We examined circadian variations in blood pressure, pulse rate, and other physiological variables, including hormone levels, in 16 patients in a persistent vegetative state (mean age ± SE: 66.1 ± 3.9 yr). Cerebrovascular accident was responsible for brain damage in 12 (75%) of the 16 patients. Blood pressure was measured for 24 h with an ambulatory blood pressure monitoring device. We monitored the temperature of the urinary bladder and measured urinary excretion of epinephrine, norepinephrine, 17- hydroxycorticosteroids, water, and sodium. When data were analyzed by analysis of variance, significant circadian changes were observed in body temperature and urinary excretion of hormones and sodium, but not in blood pressure or pulse rate. Individual analysis of rhythmicity using the cosinor method detected small but significant circadian variations in blood pressure and pulse rate in five of six patients who showed a simple organized response to noxious external stimuli. The disappearance of variation in blood pressure in patients in a vegetative state appeared to be related, in part, to the lack of response to external stimuli. Our findings suggest that the circadian variation in blood pressure may largely depend on external environmental factors.
|American Journal of Physiology - Regulatory Integrative and Comparative Physiology
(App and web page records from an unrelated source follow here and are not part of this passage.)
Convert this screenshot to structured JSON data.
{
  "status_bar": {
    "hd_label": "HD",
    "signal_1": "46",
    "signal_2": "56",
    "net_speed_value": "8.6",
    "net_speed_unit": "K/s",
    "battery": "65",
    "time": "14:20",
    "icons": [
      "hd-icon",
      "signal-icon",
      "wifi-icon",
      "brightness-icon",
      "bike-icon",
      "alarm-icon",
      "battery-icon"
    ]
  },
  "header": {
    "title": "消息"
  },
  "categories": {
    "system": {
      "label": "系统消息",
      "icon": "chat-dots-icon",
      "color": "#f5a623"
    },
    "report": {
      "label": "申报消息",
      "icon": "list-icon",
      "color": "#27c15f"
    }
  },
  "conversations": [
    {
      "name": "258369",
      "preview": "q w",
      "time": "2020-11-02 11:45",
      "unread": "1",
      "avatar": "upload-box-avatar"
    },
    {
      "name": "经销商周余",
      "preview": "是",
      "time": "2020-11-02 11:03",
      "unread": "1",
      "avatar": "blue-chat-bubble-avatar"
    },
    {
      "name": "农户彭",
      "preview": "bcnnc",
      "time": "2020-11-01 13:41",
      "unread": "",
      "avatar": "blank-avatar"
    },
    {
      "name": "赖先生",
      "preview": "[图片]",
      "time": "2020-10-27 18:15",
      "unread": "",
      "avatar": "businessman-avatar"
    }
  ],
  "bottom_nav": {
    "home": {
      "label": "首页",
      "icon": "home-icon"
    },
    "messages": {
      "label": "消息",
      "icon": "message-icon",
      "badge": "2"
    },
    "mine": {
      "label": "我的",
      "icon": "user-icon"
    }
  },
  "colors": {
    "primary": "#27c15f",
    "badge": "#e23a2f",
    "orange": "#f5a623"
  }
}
|Published - 1996
All Science Journal Classification (ASJC) codes
- Physiology (medical)